The Vancouver Park Board is set to begin treatment for the invasive Japanese beetle in certain city parks beginning on April 7. On behalf of the BC Ministry of Agriculture, the Canadian Food Inspection Agency (CFIA) served the City of Vancouver and the Park Board with a Notice of Requirement to Treat last week.
Parks to remain open
Similar to 2018, parks will be kept open. However, residents are asked to avoid turf areas while during treatment. There will be Park Board staff and signage at each site advising people of what’s happening and to ensure they and their pets keep off the grass.
The CFIA, Province of BC, City of Vancouver, Park Board, Invasive Species Council of BC, and BC Landscape and Nursery Association have been working together on a response to the Japanese beetle incursion since 2017 when the insects were first discovered in False Creek. Japanese beetles can significantly damage turf, landscape plants and ornamental plants, fruit and vegetable gardens, nurseries, orchards, and agricultural crops.
Treatment will begin on April 7 at David Lam Park and continue into May at parks in the West End, Downtown, Strathcona, Mount Pleasant, Fairview and Kitsilano neighbourhoods. Staff will treat large turf areas and small strips of grass around flower beds, shrubs and trees. Other public turf areas such as medians and boulevards will also be treated.
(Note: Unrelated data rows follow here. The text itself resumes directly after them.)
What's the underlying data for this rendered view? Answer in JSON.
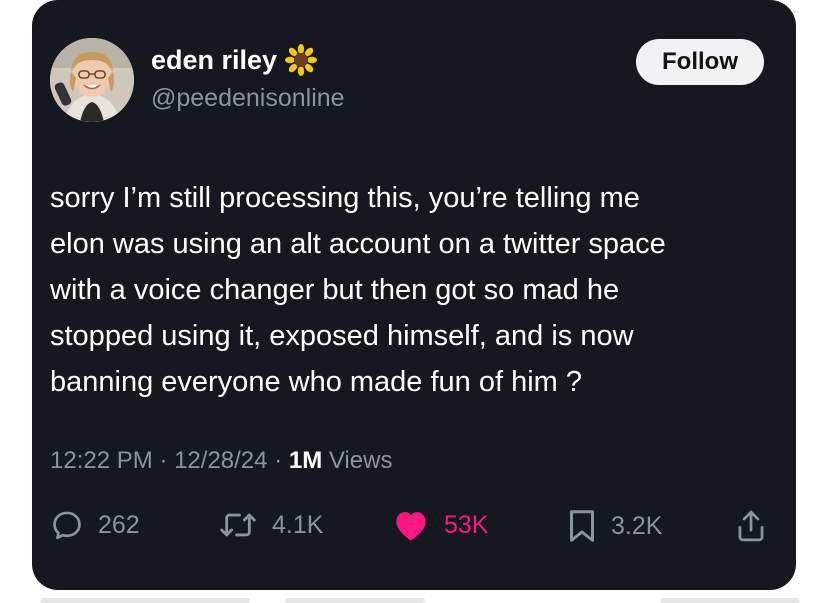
{
  "user": {
    "display_name": "eden riley",
    "name_emoji": "sunflower-icon",
    "handle": "@peedenisonline",
    "follow_label": "Follow"
  },
  "tweet": {
    "lines": [
      "sorry I’m still processing this, you’re telling me",
      "elon was using an alt account on a twitter space",
      "with a voice changer but then got so mad he",
      "stopped using it, exposed himself, and is now",
      "banning everyone who made fun of him ?"
    ]
  },
  "meta": {
    "time": "12:22 PM",
    "sep1": "·",
    "date": "12/28/24",
    "sep2": "·",
    "views_count": "1M",
    "views_label": "Views"
  },
  "actions": {
    "replies": "262",
    "reposts": "4.1K",
    "likes": "53K",
    "bookmarks": "3.2K"
  },
  "colors": {
    "card_bg": "#15181f",
    "text": "#ffffff",
    "muted": "#8b939b",
    "like": "#f91880",
    "follow_bg": "#eff3f4"
  }
}
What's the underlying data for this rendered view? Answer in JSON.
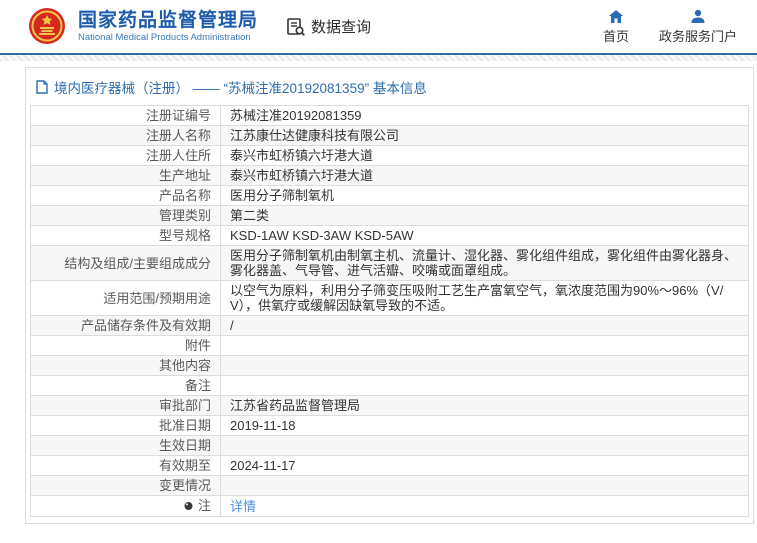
{
  "header": {
    "agency_name": "国家药品监督管理局",
    "agency_name_en": "National Medical Products Administration",
    "data_query_label": "数据查询",
    "nav": [
      {
        "label": "首页",
        "icon": "home-icon"
      },
      {
        "label": "政务服务门户",
        "icon": "user-icon"
      }
    ]
  },
  "page": {
    "title": "境内医疗器械（注册） ——  “苏械注准20192081359”  基本信息",
    "title_icon": "document-icon"
  },
  "table": {
    "rows": [
      {
        "label": "注册证编号",
        "value": "苏械注准20192081359"
      },
      {
        "label": "注册人名称",
        "value": "江苏康仕达健康科技有限公司"
      },
      {
        "label": "注册人住所",
        "value": "泰兴市虹桥镇六圩港大道"
      },
      {
        "label": "生产地址",
        "value": "泰兴市虹桥镇六圩港大道"
      },
      {
        "label": "产品名称",
        "value": "医用分子筛制氧机"
      },
      {
        "label": "管理类别",
        "value": "第二类"
      },
      {
        "label": "型号规格",
        "value": "KSD-1AW KSD-3AW KSD-5AW"
      },
      {
        "label": "结构及组成/主要组成成分",
        "value": "医用分子筛制氧机由制氧主机、流量计、湿化器、雾化组件组成，雾化组件由雾化器身、雾化器盖、气导管、进气活瓣、咬嘴或面罩组成。"
      },
      {
        "label": "适用范围/预期用途",
        "value": "以空气为原料，利用分子筛变压吸附工艺生产富氧空气，氧浓度范围为90%～96%（V/V），供氧疗或缓解因缺氧导致的不适。"
      },
      {
        "label": "产品储存条件及有效期",
        "value": "/"
      },
      {
        "label": "附件",
        "value": ""
      },
      {
        "label": "其他内容",
        "value": ""
      },
      {
        "label": "备注",
        "value": ""
      },
      {
        "label": "审批部门",
        "value": "江苏省药品监督管理局"
      },
      {
        "label": "批准日期",
        "value": "2019-11-18"
      },
      {
        "label": "生效日期",
        "value": ""
      },
      {
        "label": "有效期至",
        "value": "2024-11-17"
      },
      {
        "label": "变更情况",
        "value": ""
      },
      {
        "label": "注",
        "value": "详情",
        "value_is_link": true,
        "label_icon": "note-icon"
      }
    ]
  },
  "colors": {
    "header_title_blue": "#1c5caa",
    "header_subtitle_blue": "#3c78b5",
    "header_border_blue": "#2e6da4",
    "nav_icon_blue": "#2a6bb5",
    "page_title_blue": "#2d6daf",
    "link_blue": "#4a90d9",
    "row_alt_bg": "#f7f7f7",
    "table_border": "#dcdcdc",
    "label_text": "#595959",
    "value_text": "#333333",
    "emblem_red": "#d5281e",
    "emblem_gold": "#f3c545"
  }
}
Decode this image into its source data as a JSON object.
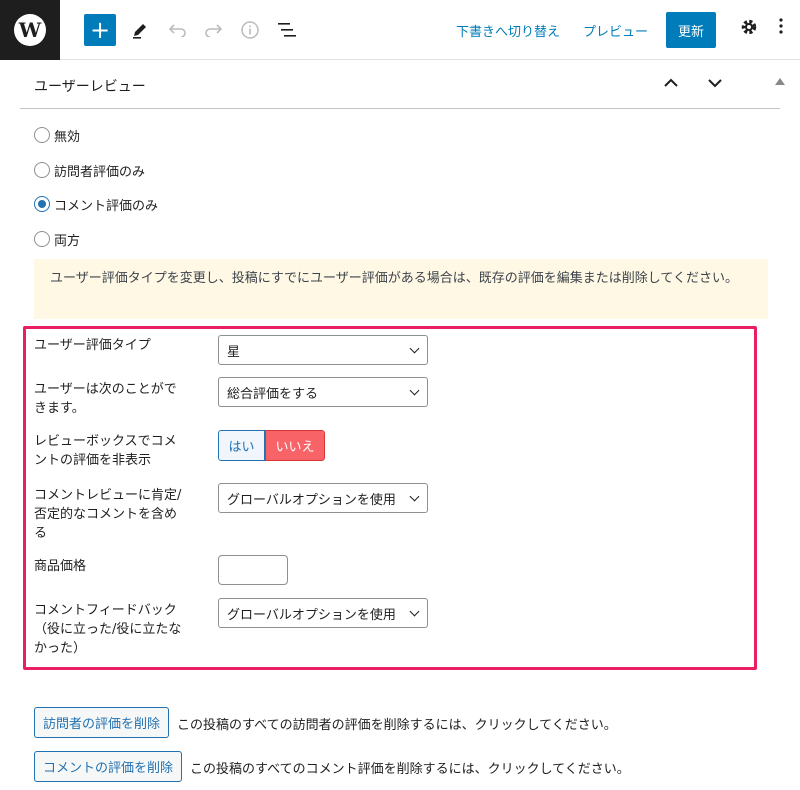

The treatment product poses no risk to people, pets, mammals, birds, bees, butterflie, or other animals. It consists of applying Acelepryn directly to the soil. This larvicide is then ingested by the larvae of the beetle. The product beetleGONE! will be applied to landscape plants and tree foliage to control adult beetles feeding on the plants. beetleGONE! is based on a naturally occurring bacteria found in soil that becomes toxic once ingested by beetles.
Both products are approved for use by the Pest Management Regulatory Agency of Health Canada and are also permitted under the City of Vancouver’s Health Bylaw. All treatments will be applied manually by trained pest management specialists and will be as unobtrusive as possible.
Approximately 70 hectares of City and park lands will be treated. It is anticipated that treatment will continue for several more years.
The CFIA has established a regulated area for Japanese beetle around False Creek. Until further notice, the movement of plant material and soil out of the regulated area is restricted to prevent movement of the beetles to new areas. Residents living in the regulated area can continue to use their municipal green bins to dispose of permitted materials. For more information and a map of the regulated area, visit inspection.gc.ca/jbExternal website, opens in new tab.
Temporary transfer station
Again this year, the City will be opening a temporary transfer station at West 1st Avenue and Wylie Street where residents and commercial landscapers working in the Japanese beetle impacted neighbourhoods can deposit green waste, prunings and lawn clippings, and small amounts of soil and plants with soil. The station will be open June 15 to October 15. Larger amounts of soil or plant material must be issued a CFIA movement certificate before being transported for disposal outside the regulated area.